Curbed – May 2, 2017
By Patrick Sisson
It begins with boxes. For most people who order goods from Amazon—with nearly half of U.S. households enrolled in the company’s Prime program, that’s quite a few of us—interactions with the Seattle e-commerce giant start with a search and a click, and end with a delivery.
While the ubiquitous company—a retail and shopping juggernaut worth roughly $430 billion that personifies the rapid growth in e-commerce—has an extensive footprint, a growing warehouse network, and a nascent brick-and-mortar retail presence, most of us just see piles of boxes on stoops, on doorsteps, and in apartment lobbies.
But that passing perspective would be a gross underestimation of the way e-commerce in general, and Amazon specifically, has and will reshape cities and communities around the country. …
“Amazon has been able to ride this stealth presence and sink under the radar,” says Olivia LaVecchia, a research associate with the Institute for Local Self-Reliance, a nonprofit focused on promoting small business. “Their true power and influence have remained invisible. They’re reshaping our commerce, built environment, and even social interactions.”
But it may not be that way for long. As LaVecchia and other analysts have noted, Amazon has begun to enter the physical retail market with a handful of bookstores and Amazon Go, an in-the-works convenience store, the first steps in a rollout that could rapidly speed up their disruption of retail and shipping. Many analysts and former employees told the New York Times that Amazon might make the move to enter into markets that you “can’t digitize.”
Over the last two years, the company has expanded into major metro areas, building upon its massive hub-and-spoke system to the point where it can offer same-day (and in many cases, one- or two-hour) delivery to most major metro areas in the United States. In just the last year alone, for example, the company has doubled the number of facilities in its U.S. distribution network, according to the ILSR report Amazon’s Stranglehold, and the company is increasingly experimenting with ways to take over last-mile delivery.

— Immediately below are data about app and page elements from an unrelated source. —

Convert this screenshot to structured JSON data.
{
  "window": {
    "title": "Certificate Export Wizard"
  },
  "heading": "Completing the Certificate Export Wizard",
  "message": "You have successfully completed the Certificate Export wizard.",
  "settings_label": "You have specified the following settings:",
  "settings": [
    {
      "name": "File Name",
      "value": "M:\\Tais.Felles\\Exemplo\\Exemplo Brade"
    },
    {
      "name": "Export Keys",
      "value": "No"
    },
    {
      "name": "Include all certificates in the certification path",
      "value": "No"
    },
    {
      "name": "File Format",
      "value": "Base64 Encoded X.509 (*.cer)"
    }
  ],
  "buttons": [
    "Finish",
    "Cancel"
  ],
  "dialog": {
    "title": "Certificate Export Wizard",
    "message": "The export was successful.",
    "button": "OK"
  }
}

According to LaVecchia, property taxes are the single largest source of revenue for state and local governments, and most of that comes from commercial landowners. Amazon’s incredible logistics operation significantly shrinks the footprint of a traditional commercial operation, meaning less taxes and revenue. And in many cases, especially in bigger urban areas, larger warehouses are outside of the main metro area (many Amazon warehouses serving Chicago, for instance, are located in Joliet, Illinois), in communities looking to subsidize new jobs: The Institute for Local Self-Reliance says the company has received $613 million in public subsidies for new fulfillment facilities since 2015.
The miracle of that Amazon box—bringing a world of goods to your doorstep in days, if not hours—has been transformative, as well as affordable. But the rise of online shopping, the unspooling of commercial districts, and the disconnect between shopping and the city have many unintended consequences. Planners and local governments need to be ready to grapple with them.
“The relationship between commerce and place has traditionally been a real strong link,” says LaVecchia. “Amazon is really throwing things on its head, and it’s something that we haven’t seen before. When commerce and shopping become disconnected from that sense of place, there are as many social implications as there are financial implications.”